Fortunately, now there are plenty of masks available to civilians! And thanks to relentless research under constant review, we know that masks are effective when used properly, although alone they are not enough to defeat Covid.
Right now in the US we're riding waves of openings and closings, following social-distancing rules, and washing hands properly (who didn't have a favorite how-to-wash-your-hands meme?). Practice good mask hygiene as advised by Johns Hopkins, including:
- Mask should always cover your nose, mouth and chin
- Avoid masks with openings or exhaust valves
- Keep your hands away from your face, and do not touch your mask
- Always remove the mask by the straps (do not touch the cloth)
- Reusable masks reduce waste, just remember to wash your mask after wearing
In solidarity (from 6 feet away)
How did we go from wearing our new Cooper sunnies on a Hong Kong rooftop to sporting Ferris FaceMasks in an Alabama grocery-store freezer aisle? Well, when there's a pandemic and you have the ability to help by getting masks into people's hands as quickly as possible, you improvise with a photoshoot on your weekly grocery run.
Backing up a bit – as two introverts who prefer to remain behind the scenes in our business, the decision to produce and sell masks was not one we took lightly. But after wearing DIY masks, we were really impressed by the masks we wore most often. Produced in Florida by our friends at 3FDM, we ordered more masks and gave them to family members, or had them mailed directly to loved ones far away.
Though we have different faces, the style works well on both of us due to the roomy fit and adjustable straps. Snug, comfortable, and reusable were requirements – the better the fit, the less likely you'll touch and fidget with your mask.
Spread love, not Covid

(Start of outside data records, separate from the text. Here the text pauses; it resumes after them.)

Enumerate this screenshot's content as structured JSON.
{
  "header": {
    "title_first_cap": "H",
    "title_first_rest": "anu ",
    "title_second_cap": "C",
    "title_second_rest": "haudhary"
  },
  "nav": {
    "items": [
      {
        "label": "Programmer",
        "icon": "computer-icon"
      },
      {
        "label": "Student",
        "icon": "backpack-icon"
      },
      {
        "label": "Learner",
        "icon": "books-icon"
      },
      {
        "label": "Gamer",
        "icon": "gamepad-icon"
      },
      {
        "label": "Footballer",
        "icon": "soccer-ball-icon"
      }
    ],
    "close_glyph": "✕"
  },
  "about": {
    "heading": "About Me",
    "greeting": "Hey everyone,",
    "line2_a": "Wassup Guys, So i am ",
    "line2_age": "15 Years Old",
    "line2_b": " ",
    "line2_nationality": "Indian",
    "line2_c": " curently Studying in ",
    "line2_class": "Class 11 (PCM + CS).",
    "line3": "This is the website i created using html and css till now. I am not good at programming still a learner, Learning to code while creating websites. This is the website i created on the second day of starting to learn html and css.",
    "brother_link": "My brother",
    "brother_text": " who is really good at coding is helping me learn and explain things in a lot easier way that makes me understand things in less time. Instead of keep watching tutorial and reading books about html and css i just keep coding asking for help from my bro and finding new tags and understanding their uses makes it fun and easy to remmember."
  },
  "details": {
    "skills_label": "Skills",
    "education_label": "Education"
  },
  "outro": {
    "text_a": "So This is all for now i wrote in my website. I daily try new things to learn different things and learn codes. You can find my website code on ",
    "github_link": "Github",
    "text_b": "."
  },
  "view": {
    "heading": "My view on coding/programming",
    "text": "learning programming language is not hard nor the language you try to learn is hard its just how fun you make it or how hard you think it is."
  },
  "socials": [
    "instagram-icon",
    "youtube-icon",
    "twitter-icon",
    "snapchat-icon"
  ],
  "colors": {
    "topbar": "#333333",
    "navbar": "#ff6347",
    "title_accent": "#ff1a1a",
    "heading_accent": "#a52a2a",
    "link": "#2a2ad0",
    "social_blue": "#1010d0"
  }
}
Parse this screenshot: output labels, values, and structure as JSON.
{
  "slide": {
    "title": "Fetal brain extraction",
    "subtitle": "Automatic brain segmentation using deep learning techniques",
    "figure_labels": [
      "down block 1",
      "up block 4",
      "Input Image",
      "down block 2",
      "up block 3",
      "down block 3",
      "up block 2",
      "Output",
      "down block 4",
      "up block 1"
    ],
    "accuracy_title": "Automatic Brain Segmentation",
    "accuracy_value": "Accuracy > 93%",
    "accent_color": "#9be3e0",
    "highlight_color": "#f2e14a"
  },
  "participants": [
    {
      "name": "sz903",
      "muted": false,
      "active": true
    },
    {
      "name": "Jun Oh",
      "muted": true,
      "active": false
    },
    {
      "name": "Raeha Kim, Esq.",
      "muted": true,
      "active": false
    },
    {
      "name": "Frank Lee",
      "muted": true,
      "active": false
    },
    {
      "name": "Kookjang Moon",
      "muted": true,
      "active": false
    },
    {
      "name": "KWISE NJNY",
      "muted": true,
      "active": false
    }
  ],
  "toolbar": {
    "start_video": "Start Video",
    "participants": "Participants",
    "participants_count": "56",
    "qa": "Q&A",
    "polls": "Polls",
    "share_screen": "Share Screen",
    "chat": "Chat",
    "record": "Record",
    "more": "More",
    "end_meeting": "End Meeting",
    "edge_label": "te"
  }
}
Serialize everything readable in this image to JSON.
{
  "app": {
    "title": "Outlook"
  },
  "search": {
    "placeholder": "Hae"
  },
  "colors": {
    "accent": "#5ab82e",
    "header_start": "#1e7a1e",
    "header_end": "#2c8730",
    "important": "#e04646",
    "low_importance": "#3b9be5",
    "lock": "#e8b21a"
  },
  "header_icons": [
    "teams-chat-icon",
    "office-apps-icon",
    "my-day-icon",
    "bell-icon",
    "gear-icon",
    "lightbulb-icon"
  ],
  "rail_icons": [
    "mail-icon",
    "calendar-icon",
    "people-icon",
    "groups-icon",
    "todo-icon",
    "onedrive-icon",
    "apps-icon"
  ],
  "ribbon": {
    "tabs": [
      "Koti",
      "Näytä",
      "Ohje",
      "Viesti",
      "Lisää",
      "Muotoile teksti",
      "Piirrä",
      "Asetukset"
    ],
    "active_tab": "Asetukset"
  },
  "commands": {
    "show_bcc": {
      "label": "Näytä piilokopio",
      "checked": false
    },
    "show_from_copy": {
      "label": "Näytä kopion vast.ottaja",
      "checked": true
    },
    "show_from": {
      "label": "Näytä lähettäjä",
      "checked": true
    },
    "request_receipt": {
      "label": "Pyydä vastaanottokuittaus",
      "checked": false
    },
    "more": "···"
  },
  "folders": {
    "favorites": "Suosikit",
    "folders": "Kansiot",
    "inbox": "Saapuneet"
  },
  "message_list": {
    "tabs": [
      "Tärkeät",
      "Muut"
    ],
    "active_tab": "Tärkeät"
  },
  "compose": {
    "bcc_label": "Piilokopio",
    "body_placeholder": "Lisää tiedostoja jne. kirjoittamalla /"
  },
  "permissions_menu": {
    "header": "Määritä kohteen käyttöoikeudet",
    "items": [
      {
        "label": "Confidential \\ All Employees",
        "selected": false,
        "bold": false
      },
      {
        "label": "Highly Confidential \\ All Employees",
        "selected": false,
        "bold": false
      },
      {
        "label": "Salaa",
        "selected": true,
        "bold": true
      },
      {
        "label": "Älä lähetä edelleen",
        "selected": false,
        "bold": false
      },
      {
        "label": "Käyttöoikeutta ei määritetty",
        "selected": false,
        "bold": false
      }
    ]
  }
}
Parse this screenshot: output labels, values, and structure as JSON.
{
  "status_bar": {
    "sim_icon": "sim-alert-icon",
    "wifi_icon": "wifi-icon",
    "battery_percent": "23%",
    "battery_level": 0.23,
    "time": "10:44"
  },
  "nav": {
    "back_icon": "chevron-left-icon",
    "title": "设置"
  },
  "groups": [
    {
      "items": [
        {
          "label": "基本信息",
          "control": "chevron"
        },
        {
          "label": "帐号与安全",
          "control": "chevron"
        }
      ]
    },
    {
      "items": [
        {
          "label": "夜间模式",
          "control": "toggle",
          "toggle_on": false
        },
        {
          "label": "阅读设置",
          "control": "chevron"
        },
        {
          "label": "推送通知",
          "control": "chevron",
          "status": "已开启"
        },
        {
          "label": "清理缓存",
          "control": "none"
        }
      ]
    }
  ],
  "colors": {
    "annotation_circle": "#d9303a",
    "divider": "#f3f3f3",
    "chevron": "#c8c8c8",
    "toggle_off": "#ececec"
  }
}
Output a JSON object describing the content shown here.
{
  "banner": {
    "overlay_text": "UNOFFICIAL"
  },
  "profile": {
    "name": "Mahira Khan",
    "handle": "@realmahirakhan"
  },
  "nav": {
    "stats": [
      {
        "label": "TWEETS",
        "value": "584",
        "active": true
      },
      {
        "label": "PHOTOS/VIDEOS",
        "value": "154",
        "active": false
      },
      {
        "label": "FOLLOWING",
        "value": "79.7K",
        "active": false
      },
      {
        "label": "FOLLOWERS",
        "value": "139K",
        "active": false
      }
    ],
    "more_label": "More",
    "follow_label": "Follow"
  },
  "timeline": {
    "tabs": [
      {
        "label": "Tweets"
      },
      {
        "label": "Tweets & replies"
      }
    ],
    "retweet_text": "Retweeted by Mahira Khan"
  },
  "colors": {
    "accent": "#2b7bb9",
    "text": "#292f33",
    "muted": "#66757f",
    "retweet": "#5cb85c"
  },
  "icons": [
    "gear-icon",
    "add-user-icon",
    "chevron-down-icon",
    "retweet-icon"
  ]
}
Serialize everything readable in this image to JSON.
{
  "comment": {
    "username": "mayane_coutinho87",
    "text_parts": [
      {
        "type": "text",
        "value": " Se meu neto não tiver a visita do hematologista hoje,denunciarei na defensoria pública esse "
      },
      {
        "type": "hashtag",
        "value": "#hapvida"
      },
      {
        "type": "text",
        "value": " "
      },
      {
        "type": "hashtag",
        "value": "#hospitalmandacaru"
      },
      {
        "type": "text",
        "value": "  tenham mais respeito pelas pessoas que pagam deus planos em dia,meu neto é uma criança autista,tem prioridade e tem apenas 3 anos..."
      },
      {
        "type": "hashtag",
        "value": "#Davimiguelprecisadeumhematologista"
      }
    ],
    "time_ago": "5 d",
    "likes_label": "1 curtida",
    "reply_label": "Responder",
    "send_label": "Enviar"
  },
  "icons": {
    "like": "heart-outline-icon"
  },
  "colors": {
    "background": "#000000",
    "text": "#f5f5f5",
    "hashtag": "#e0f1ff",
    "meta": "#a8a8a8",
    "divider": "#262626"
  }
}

The design was great, but what about all the politics and the guilt: Were we literally capitalizing on a pandemic? Clearly not an option. Around this time, long-time Distil customer Ethan Lipman reached out to let us know what he had been working on. As an operations lead for EastBayFeedER, he told us about their partner World Central Kitchen.
Chef Andrés' incredible efforts feeding victims of natural disasters is being applied directly in the WCK #ChefsForAmerica program "making a key connection between people who need meals and restaurant workers and drivers who need to earn a living." Every day WCK distributes over 150,000 fresh, individually packaged meals to communities, including delivery to seniors who can't safely venture outside.
In partnership with our fulfillment team Nice Commerce, we are also donating to GiveDirectly's Project100 which employs their proven method of "effective altruism" to get cash into the hands of vulnerable people who need it most.
While many lives across the globe are affected, we feel humble to be able to play a small part in making things a little better by getting masks out there and donating 100% of profits from mask sales to these charity relief efforts.
Rolling with our new routine
They say it takes 66 days to develop a new habit, so in the meantime to help you remember this additional item in your new out-the-door routine, we've stitched in a magnet. Use it to keep a Ferris FaceMask on the fridge, or right on the washer where it'll hang to air-dry overnight and be ready for you in the morning.
"Putting on a mask every day before you go out is like a ritual, like putting on a uniform, and in ritual behaviour you feel you have to live up to what the uniform stands for, which is more hygienic behaviour like not touching your face or avoiding crowded places and social distancing." –Donald Low, a behavioural economist and professor at the Hong Kong University of Science and Technology.
So as you head out on occasion to grab essential items, don't forget to grab your mask. Until we're on the flip side of this crisis with you, we'll be wearing masks, staying 6-feet away, washing our hands like seasoned professionals and screaming inside our hearts.
And stay up to date with your state's mask requirements at Masks4All.co